== WHAT YOU NEED TO DO ==
If a line in the records contains the word "TRAVEL", count it; state the resulting number and nothing more.

● ● ● ●

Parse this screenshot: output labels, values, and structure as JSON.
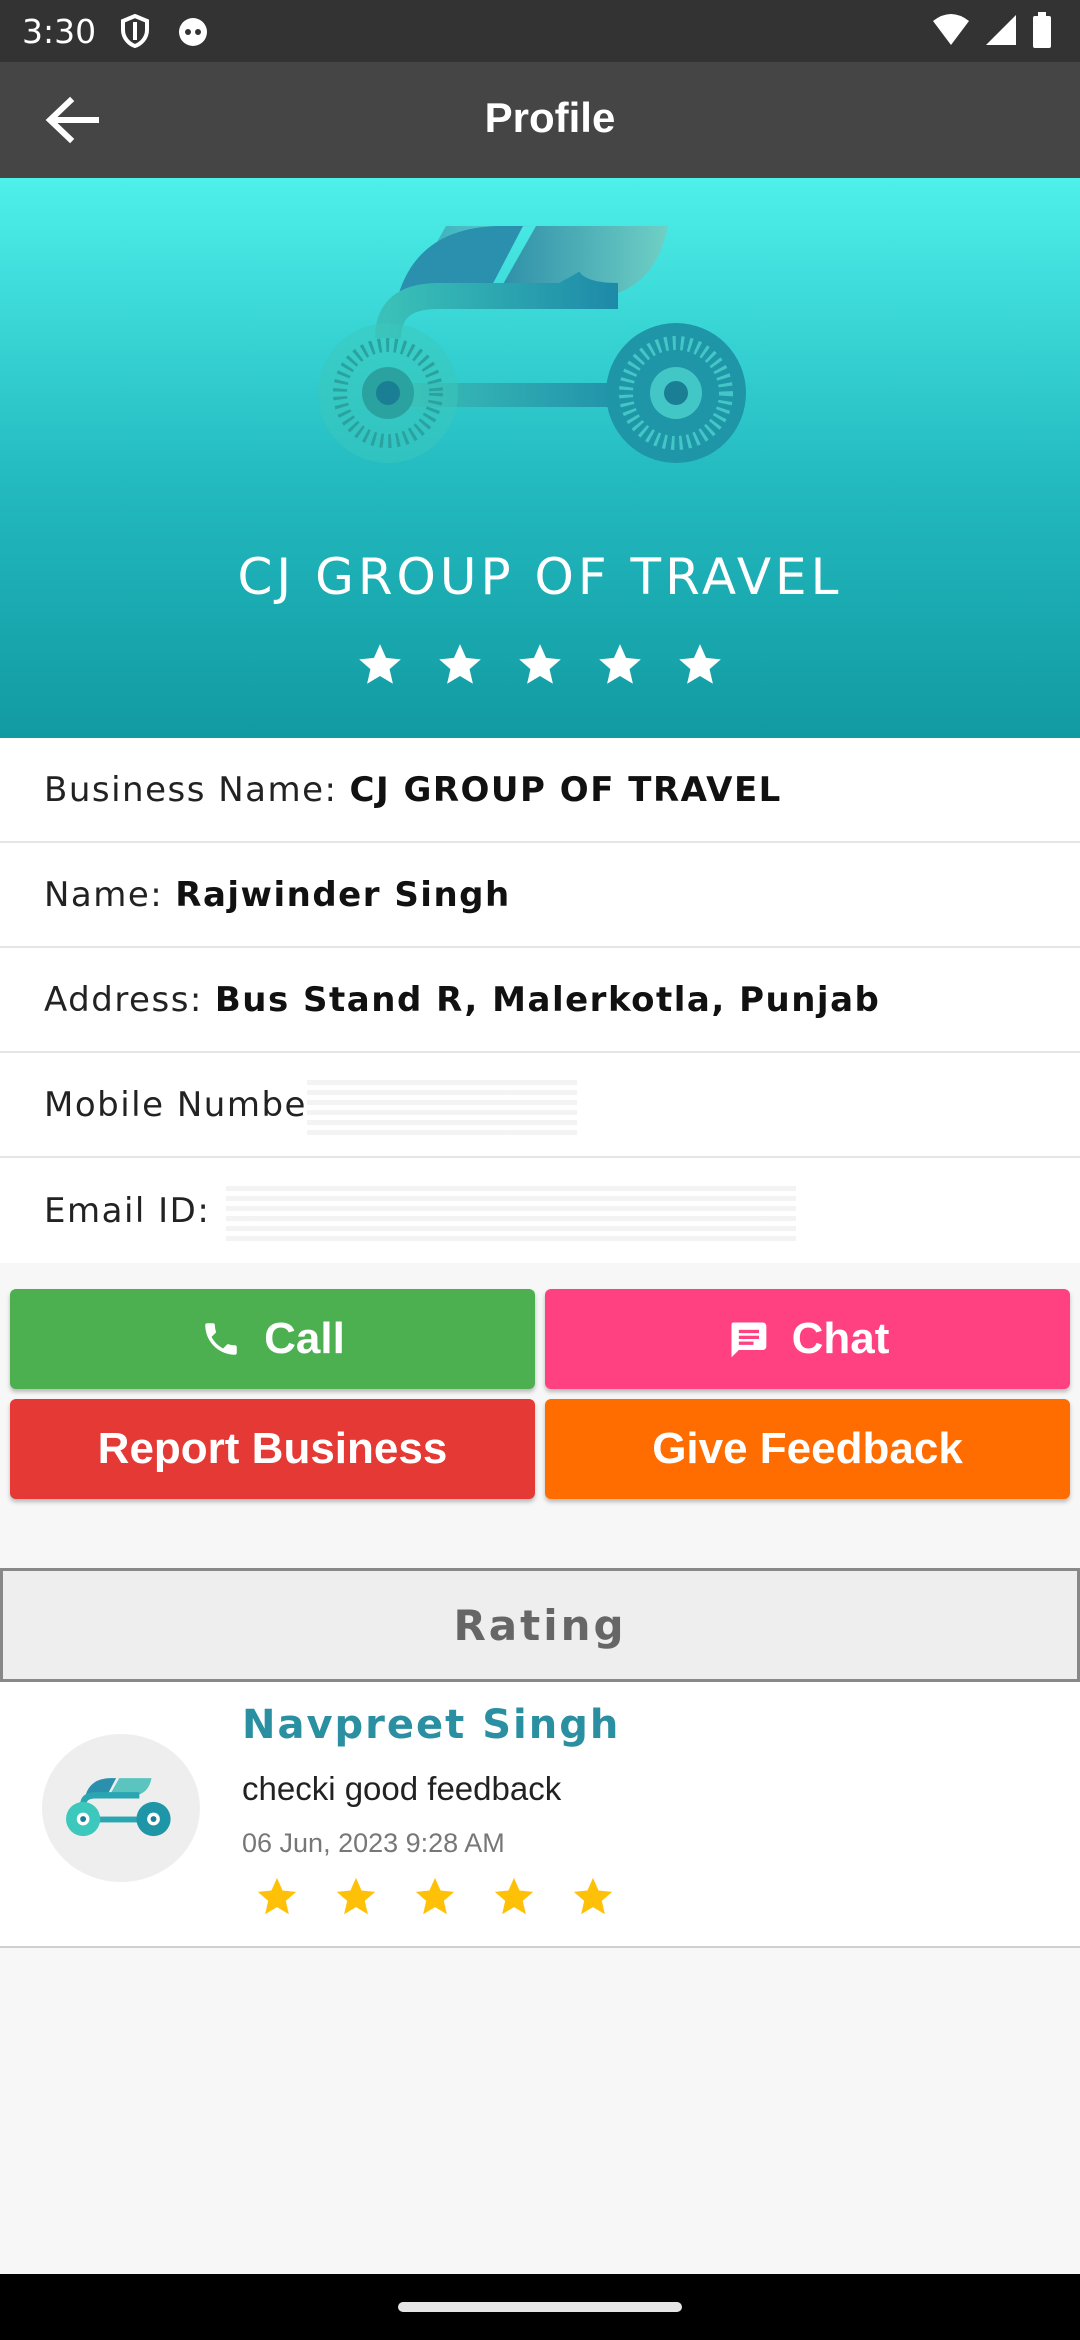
{
  "status_bar": {
    "time": "3:30"
  },
  "app_bar": {
    "title": "Profile"
  },
  "hero": {
    "business_name": "CJ GROUP OF TRAVEL",
    "rating": 5,
    "rating_max": 5,
    "star_color": "#ffffff"
  },
  "info": {
    "business_name_label": "Business Name:",
    "business_name_value": "CJ GROUP OF TRAVEL",
    "name_label": "Name:",
    "name_value": "Rajwinder Singh",
    "address_label": "Address:",
    "address_value": "Bus Stand R, Malerkotla, Punjab",
    "mobile_label": "Mobile Numbe",
    "email_label": "Email ID:"
  },
  "buttons": {
    "call": "Call",
    "chat": "Chat",
    "report": "Report Business",
    "feedback": "Give Feedback"
  },
  "colors": {
    "call": "#4caf50",
    "chat": "#ff4081",
    "report": "#e53935",
    "feedback": "#ff6d00",
    "accent": "#2a8fa0"
  },
  "rating_section": {
    "header": "Rating"
  },
  "reviews": [
    {
      "name": "Navpreet Singh",
      "comment": "checki good feedback",
      "date": "06 Jun, 2023 9:28 AM",
      "rating": 5,
      "star_color": "#ffc107"
    }
  ]
}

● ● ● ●

== ANSWER TO THIS TASK ==
2